Email Print Share

Media Advisory 09-029

NSF Lectures Explore Timely Research in the Mathematical and Physical Sciences

Nobel Laureate Mario Molina of UCSD to address the science and policy of climate change on Nov. 3

Photo of Mario Molina of UCSD.

Mario Molina of UCSD will speak about climate change on Nov. 3, 2009.

October 28, 2009

This material is available primarily for archival purposes. Telephone numbers or other contact information may be out of date; please see current contact information at media contacts.

The National Science Foundation (NSF) invites media and members of the public to a series of lectures sponsored by the Directorate for Mathematical and Physical Sciences. Upcoming talks listed below will help promote a national discussion of issues that scientists expect to shape their research in the coming years. The next one will be on Tuesday, Nov. 3, and will feature Nobel Laureate Mario Molina who will address climate change.

All lectures will be held at NSF, 4201 Wilson Blvd in Ballston, Va. (easily accessible from the Ballston Metro station). Visitors are welcome but must have a pass to gain access. Please contact Lisa-Joy Zgorski, or 703-292-8311, to register to attend.

Who: Mario Molina, Department of Chemistry, University of California, San Diego; Nobel laureate in chemistry
What: The Science and Policy of Climate Change
Where: NSF, Room 1235
When: Tuesday, Nov. 3, 2009, 2 p.m.

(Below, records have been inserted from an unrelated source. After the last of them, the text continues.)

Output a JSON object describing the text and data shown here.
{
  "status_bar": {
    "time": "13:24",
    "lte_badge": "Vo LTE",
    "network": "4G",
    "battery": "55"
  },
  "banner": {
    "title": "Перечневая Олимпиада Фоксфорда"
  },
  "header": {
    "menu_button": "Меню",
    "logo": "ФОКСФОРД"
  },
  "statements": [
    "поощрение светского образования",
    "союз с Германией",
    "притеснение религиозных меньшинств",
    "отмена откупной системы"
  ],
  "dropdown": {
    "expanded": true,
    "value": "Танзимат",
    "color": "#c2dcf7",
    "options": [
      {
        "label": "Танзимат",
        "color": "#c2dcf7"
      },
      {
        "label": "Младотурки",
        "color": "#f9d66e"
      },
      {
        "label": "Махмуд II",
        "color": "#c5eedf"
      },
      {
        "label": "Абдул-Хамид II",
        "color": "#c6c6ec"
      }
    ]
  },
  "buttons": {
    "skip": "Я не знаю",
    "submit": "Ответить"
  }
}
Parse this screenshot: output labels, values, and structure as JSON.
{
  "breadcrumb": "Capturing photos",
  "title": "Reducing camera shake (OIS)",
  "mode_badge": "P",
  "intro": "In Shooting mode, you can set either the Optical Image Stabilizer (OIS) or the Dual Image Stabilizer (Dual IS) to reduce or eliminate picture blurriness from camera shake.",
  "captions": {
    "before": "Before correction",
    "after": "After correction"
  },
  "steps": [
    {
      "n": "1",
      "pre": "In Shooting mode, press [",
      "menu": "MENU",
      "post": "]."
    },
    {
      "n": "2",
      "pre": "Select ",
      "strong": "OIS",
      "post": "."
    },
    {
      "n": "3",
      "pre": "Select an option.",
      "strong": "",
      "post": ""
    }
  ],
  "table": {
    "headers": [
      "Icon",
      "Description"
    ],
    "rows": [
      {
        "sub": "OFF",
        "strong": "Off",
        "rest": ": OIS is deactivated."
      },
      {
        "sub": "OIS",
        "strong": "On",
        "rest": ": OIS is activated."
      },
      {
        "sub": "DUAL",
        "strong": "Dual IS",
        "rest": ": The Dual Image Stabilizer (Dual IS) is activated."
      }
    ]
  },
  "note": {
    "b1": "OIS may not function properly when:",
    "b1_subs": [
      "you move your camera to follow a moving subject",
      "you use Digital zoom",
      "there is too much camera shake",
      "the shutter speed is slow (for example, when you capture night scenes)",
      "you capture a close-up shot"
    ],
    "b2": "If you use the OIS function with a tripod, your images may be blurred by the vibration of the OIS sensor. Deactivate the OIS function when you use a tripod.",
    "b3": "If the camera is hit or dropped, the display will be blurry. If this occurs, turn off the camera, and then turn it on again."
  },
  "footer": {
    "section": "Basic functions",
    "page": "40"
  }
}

Who: Paula Hammond, Department of Chemical Engineering, Massachusetts Institute of Technology
What: Constructing Functional Materials Nanolayer-by-Nanolayer: From Fuel Cells to Implantable Factories
Where: NSF, Room 375
When: Monday, Dec. 14, 2009, 2 p.m.

Who: Geraldine Richmond, Department of Chemistry, University of Oregon; Chair of COACh (Committee on the Advancement of Women Chemists)
What: Potholes and Speedbumps on the Road to Diversity: COACh Efforts to Smooth the Ride
Where: NSF, Room 375
When: Monday, Jan. 11, 2010, 2 p.m.

Who: Richard Muller, Department of Physics, University of California, Berkeley
What: Physics for Future Presidents and Other World Leaders
Where: NSF, Room 375
When: Monday, Feb. 22, 2010, 2 p.m.

Who: John Mather, NASA Goddard Space Center; Nobel laureate in Physics
What: James Webb Space Telescope: From First Stars to Planets
Where: NSF, Room 375
When: Monday, April 19, 2010, 2 p.m.

Who: Simon Levin, Department of Ecology and Biology, Princeton University
What: The Challenge of Sustainability
Where: NSF, Room 375
When: Monday, May 17, 2 p.m

Who: Joshua Aronson, Department of Applied Psychology, New York University
What: Stereotypes and the Nurture of Intelligence
Where: NSF, Room 375
When: June 21, 2010, 2 p.m.

About the Directorate for Mathematical and Physical Sciences

The Math and Physical Sciences Directorate comprises the divisions of Astronomical Sciences, Chemistry, Materials Research, Mathematical Sciences, Physics and the Office of Multidisciplinary Activities. These divisions provide the basic structure for support of disciplinary and interdisciplinary research and education. The scope of scientific and educational activity supported is enormous, ranging from phenomena at cosmological distances, to environmental science on the human scale, through quantum mechanical processes in atomic and subatomic physics, to phenomena of the unimaginably small. Researchers explore abstract ideas, concepts, and structures of mathematics as well as more tangible "stuff" that includes the materials used in our everyday lives. Their tools range from desktop instruments to synchrotron light sources, accelerators, radio and optical telescopes and high magnetic fields. The rapid development of computational and communications capabilities also is leading to the development of a new set of tools that enable new a new kind of science--cyberscience.


Media Contacts
Lisa-Joy Zgorski, NSF, (703) 292-8311, email:

Program Contacts
Andrew J. Lovinger, NSF, (703) 292-4933, email:

The U.S. National Science Foundation propels the nation forward by advancing fundamental research in all fields of science and engineering. NSF supports research and people by providing facilities, instruments and funding to support their ingenuity and sustain the U.S. as a global leader in research and innovation. With a fiscal year 2022 budget of $8.8 billion, NSF funds reach all 50 states through grants to nearly 2,000 colleges, universities and institutions. Each year, NSF receives more than 40,000 competitive proposals and makes about 11,000 new awards. Those awards include support for cooperative research with industry, Arctic and Antarctic research and operations, and U.S. participation in international scientific efforts.

mail icon Get News Updates by Email 

Connect with us online
NSF website:
NSF News:
For News Media:
Awards database:

Follow us on social